Arthur Selkowitz is named Citizen of the Year for his philanthropic contributions to Stamford
It was early on a mild winter day, and Arthur Selkowitz, chairman of the Mill River Collaborative, was up and out the door to meet with top execs at Purdue Pharma to discuss the company’s support of Mill River Park. That his wife, Betsey, was already up at the same hour, with plans for breakfast with a friend didn’t strike him as odd (it should have). He also failed to register that cars already filled the visitor parking lot at Purdue headquarters.
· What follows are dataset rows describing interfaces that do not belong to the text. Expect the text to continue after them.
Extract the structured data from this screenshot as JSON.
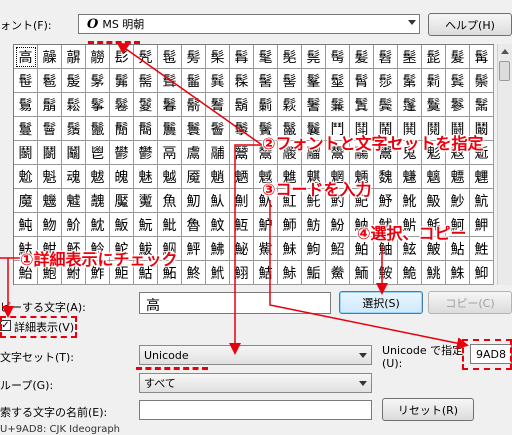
{
  "top": {
    "font_label": "ォント(F):",
    "font_value": "MS 明朝",
    "help_button": "ヘルプ(H)"
  },
  "grid": {
    "selected_index": 0,
    "cells": [
      "高",
      "髞",
      "髜",
      "髝",
      "髟",
      "髠",
      "髢",
      "髣",
      "髤",
      "髥",
      "髦",
      "髧",
      "髨",
      "髩",
      "髪",
      "髫",
      "髬",
      "髭",
      "髮",
      "髯",
      "髰",
      "髱",
      "髲",
      "髳",
      "髴",
      "髵",
      "髶",
      "髷",
      "髸",
      "髹",
      "髺",
      "髻",
      "髼",
      "髽",
      "髾",
      "髿",
      "鬀",
      "鬁",
      "鬂",
      "鬃",
      "鬄",
      "鬅",
      "鬆",
      "鬇",
      "鬈",
      "鬉",
      "鬊",
      "鬋",
      "鬌",
      "鬍",
      "鬎",
      "鬏",
      "鬐",
      "鬑",
      "鬒",
      "鬓",
      "鬔",
      "鬕",
      "鬖",
      "鬗",
      "鬘",
      "鬙",
      "鬚",
      "鬛",
      "鬜",
      "鬝",
      "鬞",
      "鬟",
      "鬠",
      "鬡",
      "鬢",
      "鬣",
      "鬤",
      "鬥",
      "鬦",
      "鬧",
      "鬨",
      "鬩",
      "鬪",
      "鬫",
      "鬬",
      "鬭",
      "鬮",
      "鬯",
      "鬰",
      "鬱",
      "鬲",
      "鬳",
      "鬴",
      "鬵",
      "鬶",
      "鬷",
      "鬸",
      "鬹",
      "鬺",
      "鬻",
      "鬼",
      "鬽",
      "鬾",
      "鬿",
      "魀",
      "魁",
      "魂",
      "魃",
      "魄",
      "魅",
      "魆",
      "魇",
      "魈",
      "魉",
      "魊",
      "魋",
      "魌",
      "魍",
      "魎",
      "魏",
      "魐",
      "魑",
      "魒",
      "魓",
      "魔",
      "魕",
      "魖",
      "魗",
      "魘",
      "魙",
      "魚",
      "魛",
      "魜",
      "魝",
      "魞",
      "魟",
      "魠",
      "魡",
      "魢",
      "魣",
      "魤",
      "魥",
      "魦",
      "魧",
      "魨",
      "魩",
      "魪",
      "魫",
      "魬",
      "魭",
      "魮",
      "魯",
      "魰",
      "魱",
      "魲",
      "魳",
      "魴",
      "魵",
      "魶",
      "魷",
      "魸",
      "魹",
      "魺",
      "魻",
      "魼",
      "魽",
      "魾",
      "魿",
      "鮀",
      "鮁",
      "鮂",
      "鮃",
      "鮄",
      "鮅",
      "鮆",
      "鮇",
      "鮈",
      "鮉",
      "鮊",
      "鮋",
      "鮌",
      "鮍",
      "鮎",
      "鮏",
      "鮐",
      "鮑",
      "鮒",
      "鮓",
      "鮔",
      "鮕",
      "鮖",
      "鮗",
      "鮘",
      "鮙",
      "鮚",
      "鮛",
      "鮜",
      "鮝",
      "鮞",
      "鮟",
      "鮠",
      "鮡",
      "鮢",
      "鮣"
    ]
  },
  "copy": {
    "label": "ピーする文字(A):",
    "value": "高",
    "select_button": "選択(S)",
    "copy_button": "コピー(C)"
  },
  "advanced": {
    "checkbox_label": "詳細表示(V)",
    "checked": true,
    "check_mark": "✓"
  },
  "charset": {
    "label": "文字セット(T):",
    "value": "Unicode",
    "unicode_label_line1": "Unicode で指定",
    "unicode_label_line2": "(U):",
    "unicode_value": "9AD8"
  },
  "group": {
    "label": "ループ(G):",
    "value": "すべて"
  },
  "search": {
    "label": "索する文字の名前(E):",
    "value": "",
    "reset_button": "リセット(R)"
  },
  "status": {
    "text": "U+9AD8: CJK Ideograph"
  },
  "annotations": {
    "a1": "①詳細表示にチェック",
    "a2": "②フォントと文字セットを指定",
    "a3": "③コードを入力",
    "a4": "④選択、コピー",
    "color": "#e8000d"
  }
}
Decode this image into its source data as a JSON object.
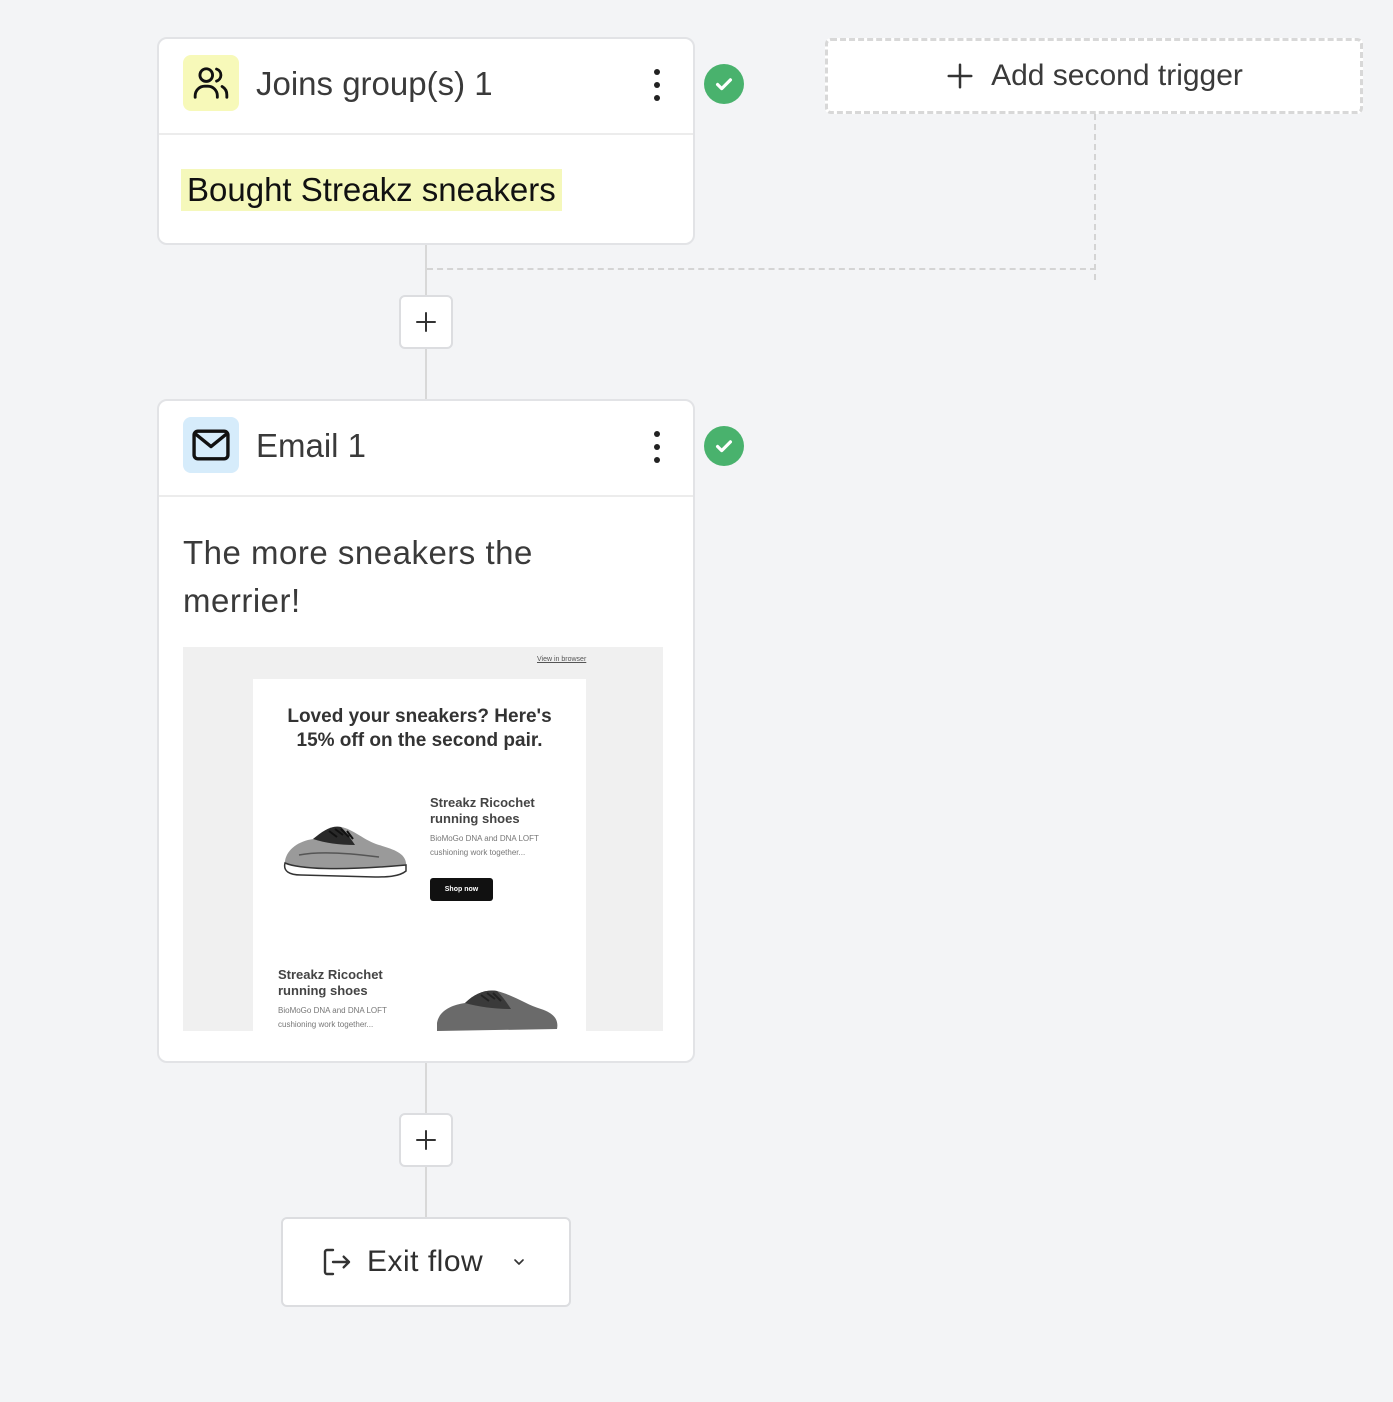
{
  "trigger_node": {
    "title": "Joins group(s) 1",
    "condition": "Bought Streakz sneakers",
    "icon": "users-icon",
    "icon_bg": "#f7f9b9",
    "status": "complete"
  },
  "add_trigger": {
    "label": "Add second trigger"
  },
  "email_node": {
    "title": "Email 1",
    "icon": "envelope-icon",
    "icon_bg": "#d6ecfb",
    "status": "complete",
    "subject": "The more sneakers the merrier!",
    "preview": {
      "view_in_browser": "View in browser",
      "headline": "Loved your sneakers? Here's 15% off on the second pair.",
      "products": [
        {
          "name": "Streakz Ricochet running shoes",
          "description": "BioMoGo DNA and DNA LOFT cushioning work together...",
          "cta": "Shop now"
        },
        {
          "name": "Streakz Ricochet running shoes",
          "description": "BioMoGo DNA and DNA LOFT cushioning work together..."
        }
      ]
    }
  },
  "exit": {
    "label": "Exit flow",
    "icon": "exit-icon"
  },
  "colors": {
    "success": "#49b26d",
    "canvas": "#f3f4f6"
  }
}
Even as he made his way to the appointed conference room, and spotted a large congratulatory banner hanging from the room’s ceiling, his first thought was that his hosts were “polite.” It took Arthur a few seconds, amid applause and shouts of surprise from friends and colleagues who quickly surrounded him, to realize he had been named the 2011 Citizen of the Year, a civic award sponsored by the Fred Robbins Post 142 of the Jewish War Veterans of the U.S.A. As his wife hugged him, the morning’s activities made sense. “I had no idea,” he says a day later. “Betsey had plausible reason for leaving the house so early, though it is unusual.”
He soon learned the lengths people went to—with top-secret e-mails and for-your-eyes-only arrival instructions—and how many were in cahoots to keep the ambush a surprise, all part of the sixty-seven-year-old tradition of the award. “[COTY organizer] Rick Redniss would not call Betsey. He’d call [my son] Jed instead. And Betsey came with friends so she wouldn’t use her car. And our friends even borrowed a car.”
An editorial board member of Stamford magazine, Arthur was recognized for his continued work to get Mill River Park off the ground, and support of the Avon Theatre, Stamford Museum & Nature Center, Lupus Research Foundation, St. Luke’s LifeWorks, Jewish Community Center, and Jewish Home for the Elderly in Fairfield. He is a recent recipient of a 2011 Moffly Media Light A Fire award. “Arty is known for more than just cherry trees,” quipped Richard Taber, chairman of this year’s COTY selection committee, at the ambush. “He also won Dancing With the Stars.”
Recalling Taber’s comments makes Arthur laugh again. “I have to say, it is an honor to be among these distinguished citizens, to follow in the footsteps of Juanita James, June Rosenthal, Sandy Goldstein, Dick Taber and others. I feel privileged to be in their company.” Later in March, Arthur’s name will be added to a Government Center plaque where past recipients are listed, and in May he will be honored during an Italian Center dinner, where COTY organizers will also award scholarships to students with strong ties to charity work. Meanwhile work on the park continues on schedule. “We are [thirteen] months away from the actual opening of the park,” says Arthur. “Anyone who drives there knows there is a lot going on.”
In May planners will host a cherry blossom carnival modeled after the Sakura Matsuri National Cherry Blossom Festival in Washington, D.C., a spring celebration commemorating the 1912 gift of cherry trees from Japan. “In the meantime we are beating the bushes. We have funds for the carousel and carousel pavilion. Construction on that will probably begin in early spring 2013.” Milton Puryear, executive director of the collaborative, adds construction will also begin then on the sculptural canopy. As of this writing, he was preparing to invite suppliers to bid on the design of the fountain, skating rink and an adjacent park building. If donors are secured, he expects construction of these features, also part of the first phase of development—from Broad to Pulaski—to begin in 2014.
After phase one is completed, “then we start phase two,” continues Arthur. “I’m going to go to my grave with this. There’s south of Pulaski street, then north to Scalzi Park. There’s plenty to be done. It’s a long-term vision.”The COTY award motivates Arthur to push through. “I think what [this award] means is there is recognition by this committee that this park will be built. I don’t think they would honor me otherwise. For me it’s an endorsement of what we are trying to accomplish. It’s worthy and we’re going to get it done.”